The decision to use OCO funding to pay for the campaign against ISIS reinforces a bad budgetary strategy and calls into question the priorities of the nation. The already OCO-subsidized Pentagon has taken to heart the old adage "the squeaky wheel gets the grease" and is greasing itself up to drown out the pleas for funding of essential programs in the non-defense discretionary budget that are struggling without a slush fund to use as a life-saver.
The programs in the non-defense discretionary fund are essential to the wellbeing of our nation. They include education, health care and programs that support economic development. These types of programs are integral to the health and prosperity of the American public.
To increase transparency, wars should be funded using money that is already in the Pentagon's base budget, that way the government can take an honest look at the state of our budget. Let's redefine our national priorities, recognizing that war is not the answer-- especially not at the stake of the programs that promote the economic and social wellbeing of the American people. Case in Point:
We're Paying $1.5 Trillion for a Military Jet That Doesn't Work Pentagon Choices.com
(January 7, 2015) -- A recent article by James Fallows of The Atlantic delves into the disconnect between the military and the general public, which allows the United States to be drawn in to wars we shouldn't be fighting and spend "too much money" on the Pentagon and "spend it stupidly."
The example Mr. Fallows points to that exemplifies the stupidity of our military spending is the $1.5 trillion F-35 Joint Strike Fighter -- the most expensive weapon in history.
By most accounts the F-35 program has been a complete and abject failure. It was supposed to be the plane that could do everything, and yet can barely do anything. The F-35 "has trouble flying at night, its engines have exploded during takeoff, and early models suffered structural cracks."
It is years behind schedule, suffers from serious design flaws, and its cost overruns alone have wasted 100 times what was spent on Solyndra. When (if?) the F-35 ever achieves "operational" status, its capabilities will be 10 years behind those of our current jets, and will be flying without the use of its guns.
Yet there seems to be no stopping the F-35 (this map shows why).
As the American Friends Service Committee points out, the cost of just one year of this program could fund the $8 billion cut from food assistance programs for low-income families.
With Republicans vowing to increase military spending (likely at the expense of vital social programs and those who rely on them), Americans need to become more involved in how Congress and the Pentagon spend (and waste) our tax dollars. Letting your representatives know how you feel about the F-35 is a great place to start.
The F-35 is a Bad Deal for America! Win Without War and CREDO

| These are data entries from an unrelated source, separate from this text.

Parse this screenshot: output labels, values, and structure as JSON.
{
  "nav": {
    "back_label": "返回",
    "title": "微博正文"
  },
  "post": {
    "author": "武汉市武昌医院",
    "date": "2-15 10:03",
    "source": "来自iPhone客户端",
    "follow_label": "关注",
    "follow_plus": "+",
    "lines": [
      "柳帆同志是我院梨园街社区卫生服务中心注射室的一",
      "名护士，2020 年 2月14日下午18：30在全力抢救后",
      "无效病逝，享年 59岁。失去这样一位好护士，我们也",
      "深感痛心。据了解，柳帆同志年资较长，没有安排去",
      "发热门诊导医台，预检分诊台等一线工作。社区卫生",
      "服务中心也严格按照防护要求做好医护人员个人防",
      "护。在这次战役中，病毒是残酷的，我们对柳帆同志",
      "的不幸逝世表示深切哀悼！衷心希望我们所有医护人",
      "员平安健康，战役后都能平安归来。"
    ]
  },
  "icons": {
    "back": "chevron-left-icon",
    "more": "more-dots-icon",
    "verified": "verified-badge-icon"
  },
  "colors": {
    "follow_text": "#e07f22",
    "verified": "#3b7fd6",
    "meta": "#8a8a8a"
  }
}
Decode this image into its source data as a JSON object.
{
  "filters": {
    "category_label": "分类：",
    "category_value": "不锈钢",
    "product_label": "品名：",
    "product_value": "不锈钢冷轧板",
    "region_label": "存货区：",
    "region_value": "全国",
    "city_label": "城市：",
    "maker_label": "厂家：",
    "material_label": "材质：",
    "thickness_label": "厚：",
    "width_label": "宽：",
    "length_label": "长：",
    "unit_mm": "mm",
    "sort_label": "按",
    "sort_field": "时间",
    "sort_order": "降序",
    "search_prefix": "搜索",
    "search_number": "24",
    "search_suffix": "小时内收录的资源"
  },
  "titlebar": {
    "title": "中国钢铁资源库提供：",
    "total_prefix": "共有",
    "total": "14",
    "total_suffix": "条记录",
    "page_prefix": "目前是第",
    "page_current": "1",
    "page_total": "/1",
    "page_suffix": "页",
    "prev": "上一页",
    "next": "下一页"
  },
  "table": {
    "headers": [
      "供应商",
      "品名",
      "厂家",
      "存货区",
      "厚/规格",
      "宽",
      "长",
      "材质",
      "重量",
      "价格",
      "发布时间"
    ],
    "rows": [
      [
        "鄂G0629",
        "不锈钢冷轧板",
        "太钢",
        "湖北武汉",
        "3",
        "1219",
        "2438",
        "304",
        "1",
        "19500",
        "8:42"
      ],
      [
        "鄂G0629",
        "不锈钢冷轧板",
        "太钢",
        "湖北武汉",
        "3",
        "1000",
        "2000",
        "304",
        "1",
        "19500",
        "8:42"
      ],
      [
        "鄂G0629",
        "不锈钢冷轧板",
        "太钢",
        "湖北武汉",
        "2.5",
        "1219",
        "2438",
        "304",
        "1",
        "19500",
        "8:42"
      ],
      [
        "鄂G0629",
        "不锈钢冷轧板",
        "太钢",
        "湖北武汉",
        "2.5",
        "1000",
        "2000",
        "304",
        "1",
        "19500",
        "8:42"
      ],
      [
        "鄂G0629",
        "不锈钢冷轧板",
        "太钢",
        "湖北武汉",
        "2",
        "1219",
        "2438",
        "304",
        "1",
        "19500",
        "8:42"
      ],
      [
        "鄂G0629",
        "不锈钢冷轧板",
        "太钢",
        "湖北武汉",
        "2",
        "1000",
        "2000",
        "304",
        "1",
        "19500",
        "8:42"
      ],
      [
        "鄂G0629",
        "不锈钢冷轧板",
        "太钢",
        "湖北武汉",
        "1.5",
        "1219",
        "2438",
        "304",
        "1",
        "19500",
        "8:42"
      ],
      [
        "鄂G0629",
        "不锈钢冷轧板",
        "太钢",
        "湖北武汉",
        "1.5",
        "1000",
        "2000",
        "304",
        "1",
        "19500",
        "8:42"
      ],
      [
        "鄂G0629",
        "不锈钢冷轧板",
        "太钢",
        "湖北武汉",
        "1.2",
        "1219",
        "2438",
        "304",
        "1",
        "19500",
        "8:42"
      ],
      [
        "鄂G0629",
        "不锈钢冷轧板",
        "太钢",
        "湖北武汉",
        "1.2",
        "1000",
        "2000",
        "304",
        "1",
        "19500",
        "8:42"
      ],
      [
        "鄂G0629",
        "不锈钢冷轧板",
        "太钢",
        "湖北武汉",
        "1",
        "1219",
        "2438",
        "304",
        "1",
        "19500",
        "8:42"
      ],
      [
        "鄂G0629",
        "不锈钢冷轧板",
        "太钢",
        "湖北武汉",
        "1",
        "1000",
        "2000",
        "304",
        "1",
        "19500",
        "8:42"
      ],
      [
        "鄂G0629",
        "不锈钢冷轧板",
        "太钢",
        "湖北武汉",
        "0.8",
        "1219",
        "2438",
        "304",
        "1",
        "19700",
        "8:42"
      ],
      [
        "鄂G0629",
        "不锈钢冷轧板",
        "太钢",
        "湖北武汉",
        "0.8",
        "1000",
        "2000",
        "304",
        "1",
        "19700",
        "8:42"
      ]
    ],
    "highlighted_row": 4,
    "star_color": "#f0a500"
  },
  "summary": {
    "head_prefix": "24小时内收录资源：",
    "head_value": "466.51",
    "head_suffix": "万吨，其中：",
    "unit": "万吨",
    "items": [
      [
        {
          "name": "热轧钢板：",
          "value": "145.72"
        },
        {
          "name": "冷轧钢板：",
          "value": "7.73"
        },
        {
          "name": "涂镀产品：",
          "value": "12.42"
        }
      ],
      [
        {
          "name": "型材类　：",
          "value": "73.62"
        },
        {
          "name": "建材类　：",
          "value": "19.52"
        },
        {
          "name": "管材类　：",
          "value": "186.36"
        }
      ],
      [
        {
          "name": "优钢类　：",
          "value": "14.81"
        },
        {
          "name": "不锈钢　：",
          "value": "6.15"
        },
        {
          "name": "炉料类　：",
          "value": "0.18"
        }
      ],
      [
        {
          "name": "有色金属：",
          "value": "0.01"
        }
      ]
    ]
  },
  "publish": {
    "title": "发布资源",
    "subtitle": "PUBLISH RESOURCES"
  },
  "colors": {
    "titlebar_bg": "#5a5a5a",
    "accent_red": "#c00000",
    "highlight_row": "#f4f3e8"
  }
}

The F-35 is the poster child for what's wrong in Washington. At an outrageous cost of $1.5 trillion, it is the most expensive weapon program the world has ever seen. Even worse, it doesn't work as intended and funnels money away from other priorities needed to fight 21st century threats and strengthen America. Yet Lockheed Martin -- maker of the F-35 -- is determined to protect its cash cow by pressuring Congress to keep the F-35 alive. Already, our voices are being heard in the halls of Congress.
Over 105,000 activists have signed our petition on CREDO asking Congress to withdraw funding for the F-35 boondoggle. And, on March 26, the House Armed Services Committee held a budget hearing to question, in part, why the F-35 isn’t living up to its grand promises. You can bet that Lockheed Martin has its army of lobbyists on the Hill fighting to keep its record profits, so it’s critical that Congress hears from you.